(Supplied material)
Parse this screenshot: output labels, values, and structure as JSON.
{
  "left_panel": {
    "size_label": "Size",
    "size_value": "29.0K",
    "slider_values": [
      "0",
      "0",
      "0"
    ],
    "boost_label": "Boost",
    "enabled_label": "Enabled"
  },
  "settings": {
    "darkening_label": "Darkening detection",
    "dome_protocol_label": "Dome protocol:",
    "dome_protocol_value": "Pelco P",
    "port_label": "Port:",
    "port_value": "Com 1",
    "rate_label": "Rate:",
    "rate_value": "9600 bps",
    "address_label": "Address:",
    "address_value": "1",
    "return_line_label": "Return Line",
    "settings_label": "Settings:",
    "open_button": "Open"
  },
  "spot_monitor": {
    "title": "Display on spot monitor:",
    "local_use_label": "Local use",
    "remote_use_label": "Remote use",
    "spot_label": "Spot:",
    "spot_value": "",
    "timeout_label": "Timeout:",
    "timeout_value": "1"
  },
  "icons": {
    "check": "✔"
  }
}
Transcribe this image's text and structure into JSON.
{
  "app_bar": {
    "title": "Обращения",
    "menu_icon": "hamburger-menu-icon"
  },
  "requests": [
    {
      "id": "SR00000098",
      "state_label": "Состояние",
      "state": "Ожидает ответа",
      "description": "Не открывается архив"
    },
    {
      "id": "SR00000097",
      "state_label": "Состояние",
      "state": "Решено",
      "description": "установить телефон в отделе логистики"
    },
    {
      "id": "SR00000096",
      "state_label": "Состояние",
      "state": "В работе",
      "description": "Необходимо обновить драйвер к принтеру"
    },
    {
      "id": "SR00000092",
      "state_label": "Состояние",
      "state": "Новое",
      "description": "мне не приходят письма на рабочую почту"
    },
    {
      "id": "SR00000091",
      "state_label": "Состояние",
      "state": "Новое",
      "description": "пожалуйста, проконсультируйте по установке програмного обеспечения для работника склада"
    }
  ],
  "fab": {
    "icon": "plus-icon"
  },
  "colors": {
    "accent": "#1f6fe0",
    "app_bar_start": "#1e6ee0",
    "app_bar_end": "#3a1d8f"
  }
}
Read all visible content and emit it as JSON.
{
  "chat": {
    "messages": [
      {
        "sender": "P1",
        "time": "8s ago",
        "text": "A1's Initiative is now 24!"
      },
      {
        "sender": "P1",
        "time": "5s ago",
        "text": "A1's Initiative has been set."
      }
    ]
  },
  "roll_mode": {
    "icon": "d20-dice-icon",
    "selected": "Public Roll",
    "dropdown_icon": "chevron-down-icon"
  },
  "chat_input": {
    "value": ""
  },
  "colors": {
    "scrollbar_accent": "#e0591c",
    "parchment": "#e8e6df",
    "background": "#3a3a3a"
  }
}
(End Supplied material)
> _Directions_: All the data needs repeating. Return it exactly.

> _Your solution_:
Parse this screenshot: output labels, values, and structure as JSON.
{
  "left_panel": {
    "size_label": "Size",
    "size_value": "29.0K",
    "slider_values": [
      "0",
      "0",
      "0"
    ],
    "boost_label": "Boost",
    "enabled_label": "Enabled"
  },
  "settings": {
    "darkening_label": "Darkening detection",
    "dome_protocol_label": "Dome protocol:",
    "dome_protocol_value": "Pelco P",
    "port_label": "Port:",
    "port_value": "Com 1",
    "rate_label": "Rate:",
    "rate_value": "9600 bps",
    "address_label": "Address:",
    "address_value": "1",
    "return_line_label": "Return Line",
    "settings_label": "Settings:",
    "open_button": "Open"
  },
  "spot_monitor": {
    "title": "Display on spot monitor:",
    "local_use_label": "Local use",
    "remote_use_label": "Remote use",
    "spot_label": "Spot:",
    "spot_value": "",
    "timeout_label": "Timeout:",
    "timeout_value": "1"
  },
  "icons": {
    "check": "✔"
  }
}
Transcribe this image's text and structure into JSON.
{
  "app_bar": {
    "title": "Обращения",
    "menu_icon": "hamburger-menu-icon"
  },
  "requests": [
    {
      "id": "SR00000098",
      "state_label": "Состояние",
      "state": "Ожидает ответа",
      "description": "Не открывается архив"
    },
    {
      "id": "SR00000097",
      "state_label": "Состояние",
      "state": "Решено",
      "description": "установить телефон в отделе логистики"
    },
    {
      "id": "SR00000096",
      "state_label": "Состояние",
      "state": "В работе",
      "description": "Необходимо обновить драйвер к принтеру"
    },
    {
      "id": "SR00000092",
      "state_label": "Состояние",
      "state": "Новое",
      "description": "мне не приходят письма на рабочую почту"
    },
    {
      "id": "SR00000091",
      "state_label": "Состояние",
      "state": "Новое",
      "description": "пожалуйста, проконсультируйте по установке програмного обеспечения для работника склада"
    }
  ],
  "fab": {
    "icon": "plus-icon"
  },
  "colors": {
    "accent": "#1f6fe0",
    "app_bar_start": "#1e6ee0",
    "app_bar_end": "#3a1d8f"
  }
}
Read all visible content and emit it as JSON.
{
  "chat": {
    "messages": [
      {
        "sender": "P1",
        "time": "8s ago",
        "text": "A1's Initiative is now 24!"
      },
      {
        "sender": "P1",
        "time": "5s ago",
        "text": "A1's Initiative has been set."
      }
    ]
  },
  "roll_mode": {
    "icon": "d20-dice-icon",
    "selected": "Public Roll",
    "dropdown_icon": "chevron-down-icon"
  },
  "chat_input": {
    "value": ""
  },
  "colors": {
    "scrollbar_accent": "#e0591c",
    "parchment": "#e8e6df",
    "background": "#3a3a3a"
  }
}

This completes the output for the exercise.